__SUPPLIED RECORDS__:
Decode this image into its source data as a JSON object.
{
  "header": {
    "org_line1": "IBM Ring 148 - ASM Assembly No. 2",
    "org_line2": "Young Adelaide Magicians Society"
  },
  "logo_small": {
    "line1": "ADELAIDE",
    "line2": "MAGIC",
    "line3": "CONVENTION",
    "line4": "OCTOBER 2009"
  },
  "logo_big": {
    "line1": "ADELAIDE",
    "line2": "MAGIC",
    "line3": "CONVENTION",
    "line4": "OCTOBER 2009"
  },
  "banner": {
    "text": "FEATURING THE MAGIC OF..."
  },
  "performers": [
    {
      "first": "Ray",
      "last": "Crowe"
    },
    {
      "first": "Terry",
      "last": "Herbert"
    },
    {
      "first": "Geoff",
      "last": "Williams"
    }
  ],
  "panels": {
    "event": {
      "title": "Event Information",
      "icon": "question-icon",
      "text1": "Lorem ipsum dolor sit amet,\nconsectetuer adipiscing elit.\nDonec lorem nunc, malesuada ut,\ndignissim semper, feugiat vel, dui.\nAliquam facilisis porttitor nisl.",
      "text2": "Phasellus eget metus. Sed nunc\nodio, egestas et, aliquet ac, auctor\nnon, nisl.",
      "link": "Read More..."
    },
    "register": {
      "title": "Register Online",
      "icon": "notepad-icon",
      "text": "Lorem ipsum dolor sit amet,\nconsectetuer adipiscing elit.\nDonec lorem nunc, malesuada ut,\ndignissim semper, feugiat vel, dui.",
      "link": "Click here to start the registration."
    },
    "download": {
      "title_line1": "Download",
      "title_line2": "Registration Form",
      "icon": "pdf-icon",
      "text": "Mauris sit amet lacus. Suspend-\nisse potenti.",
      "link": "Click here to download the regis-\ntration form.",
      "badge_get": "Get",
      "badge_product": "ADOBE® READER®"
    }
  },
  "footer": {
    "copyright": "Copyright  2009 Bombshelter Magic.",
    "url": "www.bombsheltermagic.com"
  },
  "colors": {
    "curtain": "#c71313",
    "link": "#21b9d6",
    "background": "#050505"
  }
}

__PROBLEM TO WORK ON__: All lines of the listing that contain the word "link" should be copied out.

__OUTPUT FOR THIS TASK__:
      "link": "Read More..."
      "link": "Click here to start the registration."
      "link": "Click here to download the regis-\ntration form.",
    "link": "#21b9d6",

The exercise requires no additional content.